“The point of friction that introduces with the UK [revolves around] the Australians operating with the US Navy primarily in the Indo-Pacific and their preference for things like prompt strike capabilities, including cruise missiles and potentially hypersonic missiles. The [US Navy] Virginia-class payload module can host those weapons but the [Royal Navy’s] Astute-class can torpedo launch cruise missiles but doesn’t necessarily offer prompt strike capabilities.”
All seven Astute-class submarines are due to be in service with the Royal Navy by 2026, each with a life cycle of 25 years.
“Even if you don’t know exactly what SSNR requirements looks like now, you know that certain modules, certain sensors, certain things would be necessary to integrate on it, so in principle you could create a sort of tri-national production line to build components of it and generate efficiencies of scale,” said Kaushal.
In September 2021, the UK MoD awarded two contracts both worth £85 million to BAE Systems and Rolls-Royce for SSNR design and concept work, intended to “inform a future decision” regarding which program development approach to take. Britain announced roughly a quarter of a billion-dollar investment in the Submersible Ship Nuclear Replacement two days after the AUKUS project was announced.
So far, foreign industrial partners have not been contracted for SSNR activities but a fully collaborative approach with AUKUS partners has been touted by Wallace stretching back to September 2022.
“There’s much more work to be done when you look at areas of joint production…but for the initial project of delivering a new Australian submarine there’s going to be some compromises,” Kaushal said. “For the US, this works out quite nicely, but their big challenge of course remains, that their production lines are struggling to meet US Navy requirements.”
Should the Virginia-class be selected for the Australian requirement, the US would also benefit from new basing facilities for the future submarines, he added.
“It would effectively give the US an additional SSN base separate to Guam, which is of course an inherently vulnerable location and will be more so going forward,” Kaushal explained.
Operationally, how the future Australian submarines operate in the Indo-Pacific looks to be particularly difficult to assess in light of China formidable ASW capabilities, like Type 56 Corvettes and Y-8 maritime patrol aircraft, combined with the often shallow waters of the South China Sea which can make nuclear submarine missions more difficult.

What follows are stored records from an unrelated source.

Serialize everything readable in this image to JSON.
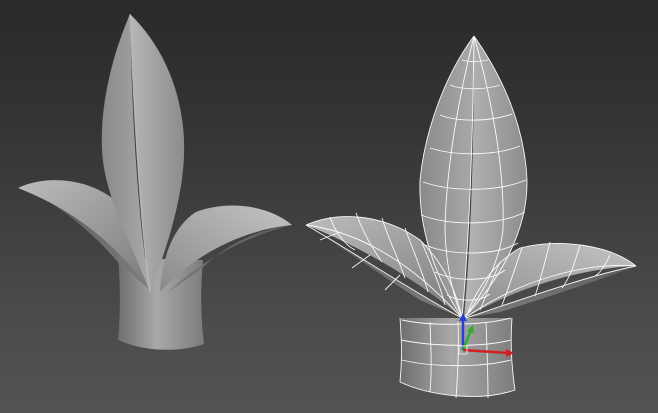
{
  "viewport": {
    "label": "",
    "background": "#3d3d3d"
  },
  "scene": {
    "objects": [
      {
        "name": "smooth-shaded-leaf-model",
        "display_mode": "shaded"
      },
      {
        "name": "wireframe-leaf-model",
        "display_mode": "shaded-with-edged-faces",
        "selected": true
      }
    ],
    "gizmo": {
      "type": "transform-axis-tripod",
      "axes": [
        {
          "axis": "x",
          "color": "#d12020"
        },
        {
          "axis": "y",
          "color": "#2cae2c"
        },
        {
          "axis": "z",
          "color": "#2a3fd6"
        }
      ]
    },
    "colors": {
      "model_surface": "#9a9a9a",
      "wireframe": "#ffffff"
    }
  }
}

“China is investing in a pretty substantial sensor network in the South China Sea that includes under sea hydrophones, large unmanned underwater vehicles all linked up to artificial islands they have built,” Kaushal said.
On that basis, he suggested that Australia does “not necessarily” have to operate the SSN from the South China Sea in order to counter Chinese aggression, but could use the vessels as cruise missile launch platforms outside of it.
Regardless of whether the new subs come online in time to replace the Collins-class, US Defence Secretary Lloyd Austin pledged on Dec. 7 that the US “will not allow” a capability gap to appear between Australia’s Collins class sub retirement planned for 2039 and the deployment of its first nuke powered attack subs.
Kurt Campbell, head of Indo-Pacific issues on the US National Security Council, has said the three countries will increasingly fund their forces “almost melding.”
“We will have more British sailors serving on our naval vessels, Australians and the like on more of our forward-deployed assets in Australia. This leads to a deeper interconnection and, almost a melding in the new respects of our services and working together on common purpose that we couldn’t have dreamed about five or 10 years ago,” Campbell said in November 2021.